G: For me, it’s almost inevitable that an artist’s debut project will feature them at their rawest and most eager to get a lot off their chest. I don’t know that I necessarily discourage that. Many fans argue over whether or not their favorite artists’ first albums were their greatest because of the rawness, which can equate to a pureness or air of not being tainted by “industry”. Having said that, I think artists should be aware of the impact the first project will have on listeners.
The first impression can make or break the career. I encourage artists to be free, open-minded, and thick-skinned. During the debut is when an artist may be very sensitive because of the vulnerability and newness to their audience. However, not every reviewer, critic, or fan will agree with or appreciate what you have to say. If you know who you made the album (primarily) for, then you can take other criticism with a grain of salt. At the same time, artists should recognize that no matter how fresh the album is, there is always room to grow. So humility plays a major role, in my opinion.

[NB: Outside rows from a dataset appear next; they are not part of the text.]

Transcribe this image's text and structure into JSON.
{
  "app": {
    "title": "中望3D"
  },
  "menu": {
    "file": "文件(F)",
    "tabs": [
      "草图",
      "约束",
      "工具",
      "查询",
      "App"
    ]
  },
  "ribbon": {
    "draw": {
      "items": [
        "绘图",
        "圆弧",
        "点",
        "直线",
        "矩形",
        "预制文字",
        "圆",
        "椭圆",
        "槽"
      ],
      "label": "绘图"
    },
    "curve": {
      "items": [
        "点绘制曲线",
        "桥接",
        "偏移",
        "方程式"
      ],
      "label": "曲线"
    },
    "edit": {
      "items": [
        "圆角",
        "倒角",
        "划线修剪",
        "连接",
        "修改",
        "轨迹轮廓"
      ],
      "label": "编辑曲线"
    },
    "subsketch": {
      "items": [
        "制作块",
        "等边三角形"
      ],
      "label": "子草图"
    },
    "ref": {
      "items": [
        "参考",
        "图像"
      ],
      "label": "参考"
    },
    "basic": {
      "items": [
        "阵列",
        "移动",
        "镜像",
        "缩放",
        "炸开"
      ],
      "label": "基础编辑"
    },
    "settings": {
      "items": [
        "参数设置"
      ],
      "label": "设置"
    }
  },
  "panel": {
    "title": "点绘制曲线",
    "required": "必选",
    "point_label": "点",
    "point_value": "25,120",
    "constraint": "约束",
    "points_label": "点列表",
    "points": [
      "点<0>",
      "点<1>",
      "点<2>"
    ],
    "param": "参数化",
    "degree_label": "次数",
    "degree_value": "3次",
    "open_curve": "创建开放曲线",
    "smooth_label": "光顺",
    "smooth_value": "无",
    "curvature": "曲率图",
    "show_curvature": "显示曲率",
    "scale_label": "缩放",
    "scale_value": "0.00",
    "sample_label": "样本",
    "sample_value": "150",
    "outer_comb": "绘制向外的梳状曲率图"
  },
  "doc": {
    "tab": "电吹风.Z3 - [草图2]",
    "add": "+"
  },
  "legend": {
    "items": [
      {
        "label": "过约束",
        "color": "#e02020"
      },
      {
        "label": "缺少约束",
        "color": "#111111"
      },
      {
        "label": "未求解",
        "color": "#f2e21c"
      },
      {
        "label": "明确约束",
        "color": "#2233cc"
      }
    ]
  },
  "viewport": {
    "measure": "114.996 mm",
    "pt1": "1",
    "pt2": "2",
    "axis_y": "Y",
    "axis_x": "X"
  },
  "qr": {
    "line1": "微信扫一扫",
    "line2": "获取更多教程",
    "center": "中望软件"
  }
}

Sometimes listeners for whom the album was not primarily made are better able to discern “flaws” than die-hard fans and therefore, artists should be willing to accept objective criticism as well.

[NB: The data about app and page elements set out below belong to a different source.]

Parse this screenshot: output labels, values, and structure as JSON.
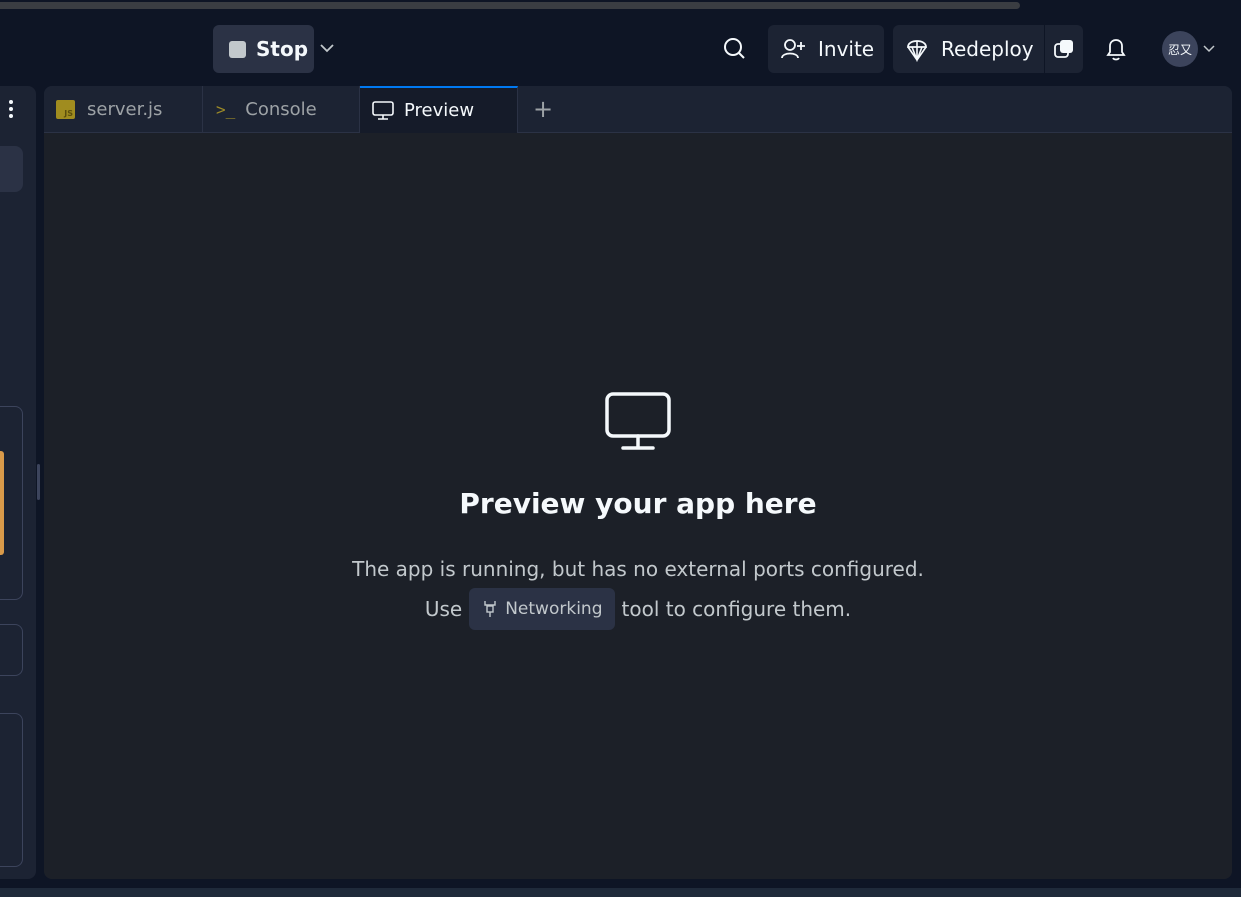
{
  "header": {
    "stop_label": "Stop",
    "invite_label": "Invite",
    "redeploy_label": "Redeploy",
    "avatar_text": "忍又"
  },
  "tabs": [
    {
      "label": "server.js",
      "icon": "js-file-icon"
    },
    {
      "label": "Console",
      "icon": "terminal-icon"
    },
    {
      "label": "Preview",
      "icon": "monitor-icon",
      "active": true
    }
  ],
  "add_tab_label": "+",
  "preview": {
    "title": "Preview your app here",
    "line1": "The app is running, but has no external ports configured.",
    "line2_prefix": "Use",
    "chip_label": "Networking",
    "line2_suffix": "tool to configure them."
  },
  "colors": {
    "accent": "#0079f2",
    "background": "#0e1525",
    "panel": "#1c2333"
  }
}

Additionally, artists should allow different types of music listeners to hear the album during its developmental stages. This way you get an idea of how the prospective audience will receive the music and you can make changes if necessary. Finally, don’t be an over-perfectionist. I know people whose projects will never come out because, like Dr. Dre, they are overly concerned with what people will think. Albums, just like people, are not perfect. There can be beauty in imperfection.
A.S: What do you think is the most important thing for an indie artist to know?

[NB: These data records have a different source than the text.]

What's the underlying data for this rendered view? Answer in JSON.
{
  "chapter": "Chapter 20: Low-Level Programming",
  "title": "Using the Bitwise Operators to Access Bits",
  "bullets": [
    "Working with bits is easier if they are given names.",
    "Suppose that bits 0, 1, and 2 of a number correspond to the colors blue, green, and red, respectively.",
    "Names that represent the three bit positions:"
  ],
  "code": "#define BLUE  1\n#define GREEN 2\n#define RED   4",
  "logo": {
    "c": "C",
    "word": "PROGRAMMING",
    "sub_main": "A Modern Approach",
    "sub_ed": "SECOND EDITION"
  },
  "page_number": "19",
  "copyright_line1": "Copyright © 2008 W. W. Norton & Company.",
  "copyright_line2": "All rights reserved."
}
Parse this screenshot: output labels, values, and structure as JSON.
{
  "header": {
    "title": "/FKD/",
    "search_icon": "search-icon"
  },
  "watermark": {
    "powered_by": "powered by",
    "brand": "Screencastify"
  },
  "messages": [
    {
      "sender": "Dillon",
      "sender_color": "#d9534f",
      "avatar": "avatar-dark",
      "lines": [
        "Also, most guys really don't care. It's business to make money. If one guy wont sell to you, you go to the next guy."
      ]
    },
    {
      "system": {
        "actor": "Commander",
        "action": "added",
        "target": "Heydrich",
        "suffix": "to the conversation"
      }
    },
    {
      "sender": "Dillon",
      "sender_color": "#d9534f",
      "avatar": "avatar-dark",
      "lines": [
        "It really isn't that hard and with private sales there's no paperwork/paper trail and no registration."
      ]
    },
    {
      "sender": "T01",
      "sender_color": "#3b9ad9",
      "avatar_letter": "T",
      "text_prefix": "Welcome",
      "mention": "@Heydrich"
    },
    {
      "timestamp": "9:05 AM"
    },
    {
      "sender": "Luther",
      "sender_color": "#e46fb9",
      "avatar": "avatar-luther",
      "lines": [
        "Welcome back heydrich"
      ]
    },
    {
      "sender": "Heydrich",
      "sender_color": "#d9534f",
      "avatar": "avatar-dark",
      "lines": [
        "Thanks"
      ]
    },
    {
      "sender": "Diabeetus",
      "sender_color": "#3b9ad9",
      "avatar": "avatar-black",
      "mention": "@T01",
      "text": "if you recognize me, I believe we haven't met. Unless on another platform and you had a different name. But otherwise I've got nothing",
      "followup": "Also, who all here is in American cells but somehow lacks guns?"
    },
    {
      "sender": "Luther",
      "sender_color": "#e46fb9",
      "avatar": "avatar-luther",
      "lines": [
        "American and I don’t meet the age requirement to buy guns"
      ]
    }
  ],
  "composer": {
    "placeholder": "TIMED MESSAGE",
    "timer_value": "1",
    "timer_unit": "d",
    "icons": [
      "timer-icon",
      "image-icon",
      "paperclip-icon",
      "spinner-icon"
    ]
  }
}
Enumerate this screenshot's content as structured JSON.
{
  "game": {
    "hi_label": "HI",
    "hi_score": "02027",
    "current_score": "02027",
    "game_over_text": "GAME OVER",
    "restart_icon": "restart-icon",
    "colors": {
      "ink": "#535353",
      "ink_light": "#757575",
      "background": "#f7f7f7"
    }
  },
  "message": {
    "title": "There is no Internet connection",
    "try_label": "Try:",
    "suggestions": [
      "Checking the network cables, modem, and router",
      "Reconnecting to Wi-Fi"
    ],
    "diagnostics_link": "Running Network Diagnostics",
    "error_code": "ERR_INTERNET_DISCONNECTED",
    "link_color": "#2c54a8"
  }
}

G: In my opinion, the most important thing for an indie artist to know is who their audience is. Without that knowledge, it can be difficult to allow one’s gift to truly shine and for people to be touched by the music.
A.S: I’m just now learning that! I agree, that is very important to know. Not only are you an emcee but you are also a producer. A lot of tracks on your earlier projects were produced by you (check out a past PNG Productionz feature here). What can we expect from PNG Productionz in the future?
G: More production. We are working on a Band Camp beat page to service other artists. We are also working on singer-songwriter Gayla Robinson’s debut album, which is acoustic/folk/soul/Americana music. It’s an incredible project in development.
A.S: Gayla is extremely unique in talent and I’m definitely looking forward to her debut project. (A sample of her music is available here). At this point are you planning for future projects from Giano or is that under wraps for right now?
G: On deck, I have my next album, Scarlet Letters, which I feel is truly my magnum opus.
A.S: I, as well as your fan base, will patiently anticipate Scarlet Letters!! This is your soapbox, what do you want the world to know?
G: I’m hardheaded, a brick, and impassive – a dichotomy of discipline and passion. My philosophy is dissing the everlasting, missing a better craftsman, created, but never asked for it. Asterisk my initials and let the math in…am I a variable, or a constant of God’s actions? Do I choose to live or die, or is it past tense? Does predestination have its grasps in?
These factions, and he’s asking, hypothesis, all of this is making me apathetic. My brain’s magnetic, but I can’t fathom it – how can so many be arguing intelligence? Or how can people be caught up in irrelevance – what if I need life, who could develop it? And who’s on their knees telling Him? We study the elements of time while the people need fellowship. – 2nd verse from “Fusion, Fellowship, Fission”, B-Sides and Remixes, Vol. 2